We can decompose all changes in government spending into permanent and transitory changes.
A permanent increase in government spending shifts the permanent IS curve an infinite amount to the right. But that doesn't matter, since it's horizontal. So let's hold permanent government spending constant.
The growth rate of transitory income equals the growth rate of transitory consumption plus the growth rate of transitory government spending. So if we put the growth rate of transitory income on the horizontal axis, an increase in the growth rate of transitory government spending will shift that IS curve to the right, with a multiplier of one.
But remember, that IS curve slopes up, not down. This means an increase in the growth rate of government spending will reduce the real rate of interest compatible with keeping the economy growing at potential. Because with output growing at potential, faster growth of government spending means slower growth of consumption, which will only be an equilibrium if the real rate of interest is lower.
Now let's introduce some shocks to the model. For simplicity, let there be shocks to the rate of time preference. Sometimes the rate of time preference is low, so people want to save; and other times the rate of time preference is high, so people want to dissave. A positive shock to the rate of time preference (a decreased preference for saving) would shift the IS curve up, vertically, by the amount of the shock. A negative shock to the rate of time preference (an increased preference for saving) would shift the IS curve down, vertically, by the amount of the shock.
Normally the New Keynesian model says that monetary policy should handle those shocks, by raising or lowering the real interest rate in response to upward and downward shifts in the IS curve, to keep output growing at potential. But suppose we want fiscal policy to handle those shocks (maybe because the central bank is unwilling or unable to change the real interest rate in response to those shocks). How should fiscal policy respond, to keep output growing at potential?
What should the government do, if there is an increased desire to save, and the central bank is unable or unwilling to cut real interest rates enough to offset it? The answer is that the government should cut the growth rate of government spending, to shift the IS curve left, which raises the natural rate of interest (i.e. prevents it falling), because the IS curve slopes up when we have the growth rate of transitory income on the axis.

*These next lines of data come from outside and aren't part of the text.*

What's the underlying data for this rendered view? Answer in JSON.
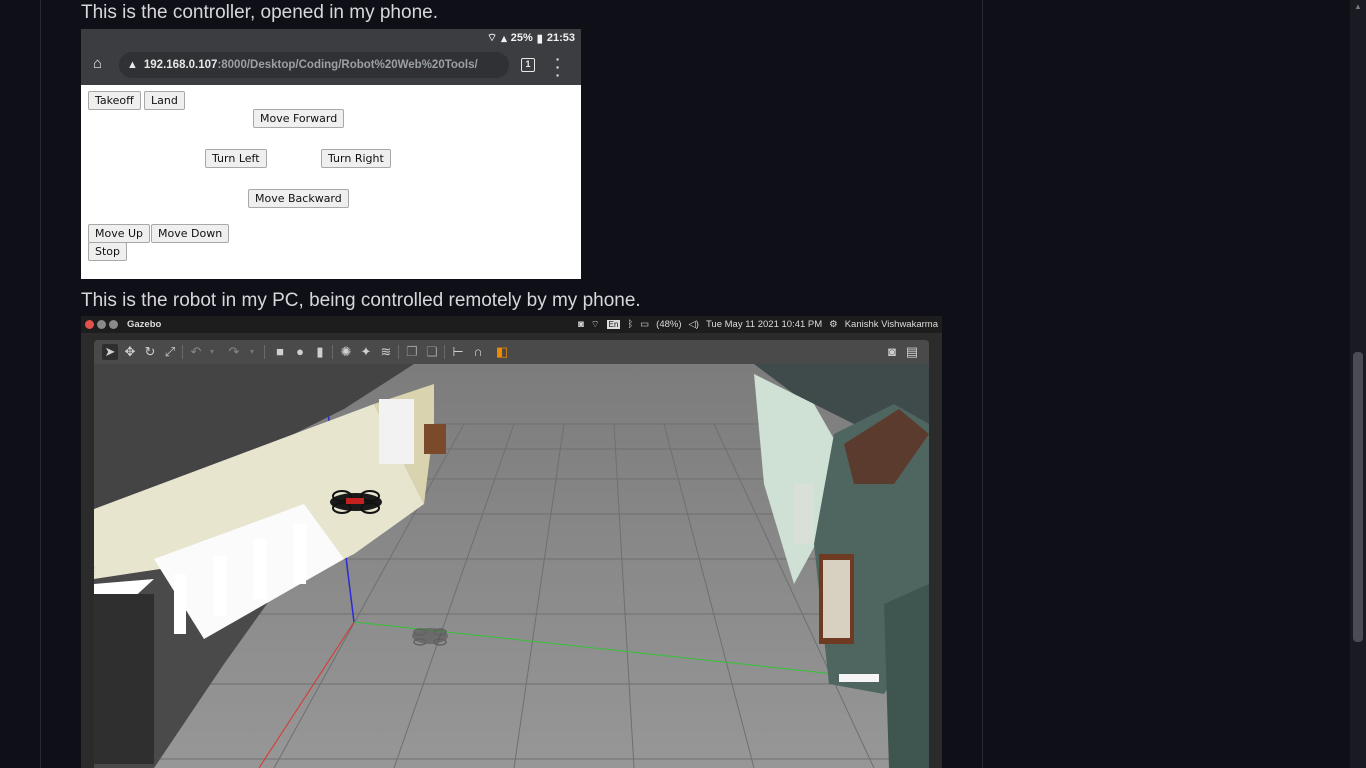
{
  "captions": {
    "controller": "This is the controller, opened in my phone.",
    "robot": "This is the robot in my PC, being controlled remotely by my phone."
  },
  "phone": {
    "status": {
      "battery": "25%",
      "time": "21:53"
    },
    "url": {
      "host": "192.168.0.107",
      "path": ":8000/Desktop/Coding/Robot%20Web%20Tools/",
      "tab_count": "1"
    },
    "buttons": {
      "takeoff": "Takeoff",
      "land": "Land",
      "move_forward": "Move Forward",
      "turn_left": "Turn Left",
      "turn_right": "Turn Right",
      "move_backward": "Move Backward",
      "move_up": "Move Up",
      "move_down": "Move Down",
      "stop": "Stop"
    }
  },
  "gazebo": {
    "app_name": "Gazebo",
    "tray": {
      "lang": "En",
      "battery": "(48%)",
      "datetime": "Tue May 11 2021 10:41 PM",
      "user": "Kanishk Vishwakarma"
    },
    "colors": {
      "close": "#e3514c",
      "minimize": "#8a8a8a",
      "maximize": "#8a8a8a",
      "ground": "#8c8c8c",
      "axis_z": "#2a2ad8",
      "axis_y": "#34c234",
      "axis_x": "#d33",
      "box_tool": "#f08a00"
    }
  }
}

I'm going to end with a quote from John Cochrane, from his post on a related topic:
"You may disagree with all of this, but that reinforces another important lesson. In macroeconomics, the step of crafting a story from the equations, figuring out what our little quantitative parables mean for policy, and understanding and explaining the mechanisms, is really hard, even when the equations are very simple. And it's important. Nobody trusts black boxes. The Chicago-Minnesota equilibrium school never really got people to understand what was in the black box and trust the answers. The DSGE new Keynesian black box has some very unexpected stories in it, and is very very far from providing justification for old-Keynesian intuition."
I especially like the bits I've bolded. Fiscal policy in Old and New Keynesian models is even more different than John Cochrane thinks it is. And understanding why is hard.